One line from Wilfred Owen's unfinished preface to his posthumous Poems (1920) can be read perhaps as a synecdoche for much elegiac writing of the twentieth and twenty-first centuries. Anticipating the disconsolate tenor later elegies sound and the resistances they levy to socially and politically sustained practices of mourning, Owen warns readers the elegies in his book "are to this generation in no sense consolatory."

Scholars working in the field of American and British elegiac traditions tend to agree with Owen and also see his claim as a way of grappling with the intense psychical and political upheavals about which many modern and contemporary elegies speak. Like the soldier-poet, Jahan Ramzani (1994), Melissa Zeiger (1997), and Sandra M. Gilbert (2006) have each used consolation as a foil to the processes and strategies of grieving they find in writings inspired by loss from the current and the previous century (Ramazani 365; Zeiger 14; Gilbert 372). Ramazani's influential terms "anti-elegies" and "resistant mourning" and Zeiger's 1997 title Beyond Consolation imply the modern elegy continues to be read, defined, and conceived through a negative dialectic with consolation.

"Reconsidering Consolation" requests abstracts planning to carry on and to enrich this critical tradition. The panel's premise is that consolation has long been an essential term in the modern elegiac tradition—given express attention in Owen's 1920 preface—but also that there is still much ground to be covered in order to understand (1) what we mean by consolation and (2) how it might play a more active role in modern and contemporary elegies than extant scholarship suggests. The arguments made by the scholars above seem to risk taking consolation altogether out of critical discussions by insisting that modern and contemporary elegies are known best by their resistance to consolatory methods of coping with grief; however, these critics also imply modern elegists cannot do away completely with acts and languages of consolation since, at the very least, they usually write with them in mind, if against them.
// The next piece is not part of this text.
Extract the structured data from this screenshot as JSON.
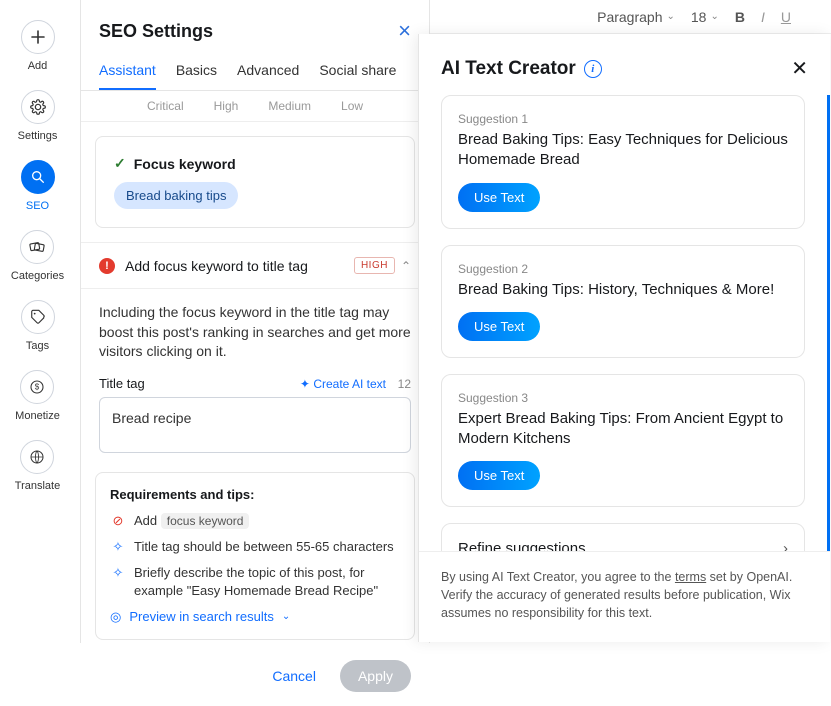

But might we couple consolation and elegiac writing over the past century in British and American traditions in a less oppositional relation? How do postures, gestures, and dictions of consolation persist in elegiac traditions, even within politically daring and psychically distressing elegiac writing, after WWI? What kinds of ambivalent relationships with consolation do we find in elegies from the modernist period and later?
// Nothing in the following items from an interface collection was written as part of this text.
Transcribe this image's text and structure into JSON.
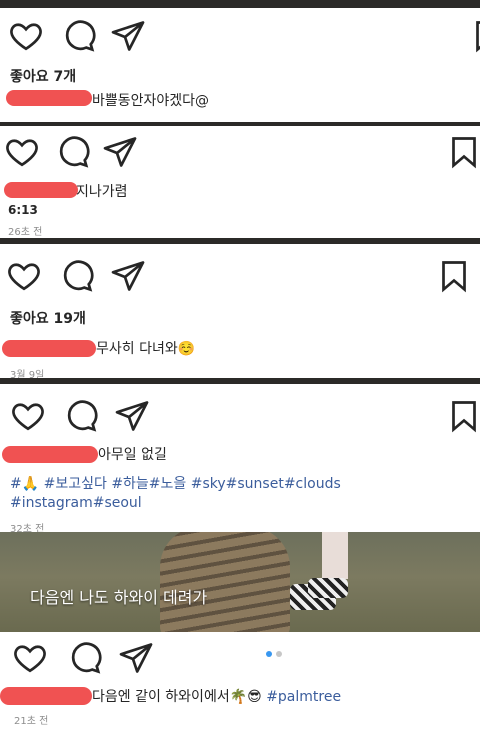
{
  "posts": [
    {
      "likes": "좋아요 7개",
      "comment": "바쁠동안자야겠다@"
    },
    {
      "comment": "지나가렴",
      "time_value": "6:13",
      "timestamp": "26초 전"
    },
    {
      "likes": "좋아요 19개",
      "comment": "무사히 다녀와☺️",
      "timestamp": "3월 9일"
    },
    {
      "comment": "아무일 없길",
      "hashtags_line1": "#🙏 #보고싶다 #하늘#노을 #sky#sunset#clouds",
      "hashtags_line2": "#instagram#seoul",
      "timestamp": "32초 전",
      "photo_caption": "다음엔 나도 하와이 데려가"
    },
    {
      "comment_text": "다음엔 같이 하와이에서🌴😎 ",
      "comment_tag": "#palmtree",
      "timestamp": "21초 전"
    }
  ],
  "colors": {
    "redaction": "#f05252",
    "hashtag": "#3b5d9c",
    "dot_active": "#3897f0",
    "dot_inactive": "#c7c7c7"
  },
  "icons": [
    "heart-icon",
    "comment-icon",
    "share-icon",
    "bookmark-icon"
  ]
}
Other avenues to consider might include:

* Does consolation typify a specific conservative strain of the modern elegiac tradition? If so, by what kinds of logic—religious, political, social, or other—does this tradition validate consolatory mourning?

* Zeiger suggests that the "modernist crisis in poetry is particularly strongly marked in elegy through the failure of religious belief and consolation" (14). If recent scholarship reconsiders the secular spirit of modernity as in fact a failure to break wholly with systems of faith, does the corollary for criticism on mourning mean that we need to examine how the modern elegy might not fully eschew consolations offered, or imposed, by religious dogma and beliefs?

* Can new styles or forms of elegiac writing surprisingly imply efforts to offer those in mourning with consolation for loss? For example, when Ramazani says the "traditional mechanisms of elegy no longer afford consolation or closure" (4-5) he does not exclude the possibility that new modes of elegiac writing may also offer consolations for grief.

* Is resistant mourning (Ramazani 4-5, for example) always robbed of its potential for social change and political disruption if it allows itself, even temporarily, consolation after a grievous loss?

* Among the many nuances of 'consolation', Zeiger suggests it marks a temporary hiatus in the work of mourning (44). If so, does consolation provide another way of talking about the deferrals of mourning?

* Is there a way of reinvigorating critical discussions about consolation (as in solace, comfort, or relief) via recent emphases upon affects of grief in mourning literature?

Although this panel is primarily interested in American and British traditions of consolation, abstracts considering the influence upon these traditions from other countries or languages are welcome.

Please send 300-word abstracts before 30 September 2009 to Daniel Moore at